Fanning Cove is framed by Hodge Mountain to the North and Maxwell mountain to the South. Our Eastern view includes Round Mountain, Miller Mountain, Larkin Mountain and a portion of Brewer Mountain. Indicated elevations are 1600 feet ASL on the Google Topo Maps.
Beauty at Every Turn
The convergence of these mountain ridges makes possible the beautiful waterfalls. This valley also creates its own micro-climate. We receive more annual rainfall than Huntsville, Al and are generally 5 to 7 degrees cooler.
The combination of extra moisture and cooler temperatures makes for some really foggy mornings, hence the farm’s name.
In the space of an hour one becomes aware of the remarkable bio-diversity of the area. Within one-half of a mile of the farm we have seen snapping turtles, blue herons, deer, fresh water clams, crawdad, wild turkeys, foxes, coyotes, wolves, bobcat and teenagers.
How big are those mountains?
My West coast friends tease me that they don’t consider anything a mountain unless it exceeds 2,000 ASL. (Above Sea Level)
Our perspective is “how bad would it hurt if you fell off of this one?
There’s More to See Than You Know.
There are houses on the mountain in this picture and roads up to them. They are so well hidden that the camera could not find them.
Larkin Mountain Owns the Sun
The sunrise over Larkin mountain is such a powerful show that the people who invented “Stonehenge” have asked for rights to build something here.
Some days the sun teases its way through the trees. The effect makes one feel that there is “fire on the mountain”. On other days, the clouds dance over the ridge and down to the valley in a gossamer cascade that needs only Tchaikovsky’s music to be complete.
In Spring, Edvard Grieg’s “Mountain King” calls from beyond the trees.
It’s a Place Where Serenity Escapes the Boundaries.
Rural Communities Share the Wealth, even if cash never changes hands.
Our hay fields yielded more than we could use during a past year. We thought about selling the excess, but decided to send it to a friend. There is an immediate benefit in that our friend has the food his cattle needed. However, there is also a goodie there for us. We expect to buy cattle from him. Since they have been eating food from our place, they will have already established a “rumen population” that thrives on what we grow. Cattle raised within 25 miles of their place of birth are more disease resistant.
How do you place a price on beauty?
Every year the beauty of the farm surprises me.
Sometimes it is through bursts of color, such as the ides of March, better known here as Virginia Bluebell time. At other times it seeps in through the subtle fall shadings of denuded trees and mown hay fields.
So, know what feels great after a day of mowing hay? A really hot shower with some Dr. Bronner’s Mint Soap. Yes, it’s the one with the eccentric sayings on the side. It was organic before there even was an organic label.
Click the picture to try some.
The Small Parts Matter
The Larkin Fork is one of two major tributaries that form the Paint Rock River.

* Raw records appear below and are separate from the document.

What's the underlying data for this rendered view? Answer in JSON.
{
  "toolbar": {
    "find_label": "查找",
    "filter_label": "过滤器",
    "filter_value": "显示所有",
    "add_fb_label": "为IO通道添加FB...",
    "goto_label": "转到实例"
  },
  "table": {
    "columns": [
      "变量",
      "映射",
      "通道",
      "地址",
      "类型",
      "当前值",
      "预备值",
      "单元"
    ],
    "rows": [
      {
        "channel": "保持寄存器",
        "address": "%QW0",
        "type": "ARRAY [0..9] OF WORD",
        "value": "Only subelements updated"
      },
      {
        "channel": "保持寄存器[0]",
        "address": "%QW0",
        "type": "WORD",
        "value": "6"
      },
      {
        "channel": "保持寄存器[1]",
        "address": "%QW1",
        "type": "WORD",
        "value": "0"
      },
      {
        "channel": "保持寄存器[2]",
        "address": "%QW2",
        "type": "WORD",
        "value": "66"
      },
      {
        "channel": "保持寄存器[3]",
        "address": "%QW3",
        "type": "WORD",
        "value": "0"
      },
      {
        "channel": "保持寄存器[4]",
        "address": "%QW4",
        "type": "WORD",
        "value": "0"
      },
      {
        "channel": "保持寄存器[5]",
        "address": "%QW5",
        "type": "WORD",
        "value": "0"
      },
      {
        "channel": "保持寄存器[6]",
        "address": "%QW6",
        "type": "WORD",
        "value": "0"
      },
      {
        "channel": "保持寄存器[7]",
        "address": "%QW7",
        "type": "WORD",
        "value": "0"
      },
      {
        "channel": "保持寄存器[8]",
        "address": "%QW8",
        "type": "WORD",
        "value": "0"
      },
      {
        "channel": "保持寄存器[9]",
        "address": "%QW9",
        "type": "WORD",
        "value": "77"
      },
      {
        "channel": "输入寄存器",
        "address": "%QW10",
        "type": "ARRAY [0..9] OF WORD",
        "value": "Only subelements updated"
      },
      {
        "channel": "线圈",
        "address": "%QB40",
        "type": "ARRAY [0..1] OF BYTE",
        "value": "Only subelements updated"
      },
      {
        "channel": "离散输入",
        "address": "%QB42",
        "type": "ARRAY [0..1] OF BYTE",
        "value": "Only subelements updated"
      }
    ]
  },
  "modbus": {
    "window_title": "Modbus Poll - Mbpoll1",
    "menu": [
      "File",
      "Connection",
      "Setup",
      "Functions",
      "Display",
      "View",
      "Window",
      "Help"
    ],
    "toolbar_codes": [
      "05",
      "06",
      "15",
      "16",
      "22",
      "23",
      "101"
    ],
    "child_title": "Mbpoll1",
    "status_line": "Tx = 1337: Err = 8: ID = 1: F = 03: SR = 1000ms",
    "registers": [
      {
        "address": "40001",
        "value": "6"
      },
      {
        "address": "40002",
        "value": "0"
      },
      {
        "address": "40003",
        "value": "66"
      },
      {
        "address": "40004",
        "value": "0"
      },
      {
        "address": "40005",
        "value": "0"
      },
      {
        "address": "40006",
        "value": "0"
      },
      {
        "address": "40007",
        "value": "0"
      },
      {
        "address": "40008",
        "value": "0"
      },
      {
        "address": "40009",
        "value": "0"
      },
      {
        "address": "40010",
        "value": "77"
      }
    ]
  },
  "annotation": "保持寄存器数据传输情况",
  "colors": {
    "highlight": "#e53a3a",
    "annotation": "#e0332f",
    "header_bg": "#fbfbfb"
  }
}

On its banks we have found a myriad of flowers, fresh water clams, endangered snails, crawfish and a variety of “critters” that seem to be unique to the Paint Rock Valley.
Our friends at The Nature Conservancy have done extensive work on identifying the life that seems to be unique to this part of Alabama. They were also instrumental in preserving the “Walls of Jericho”. You can read about their work or contact us for more information.
The water that flows by our farm actually makes it to the Roy B. Whitaker Preserve.
The Larkin Fork jumps its banks on the North end, crosses the hay field and flows back into itself a quarter mile farther South.
The lesson one learns in this situation is to use high tensile wire for fencing, not woven wire. And, plan in a few “sacrifice posts to appease the river gods.
You can always check on the flood stages for highways 65 and 72 at NOAA.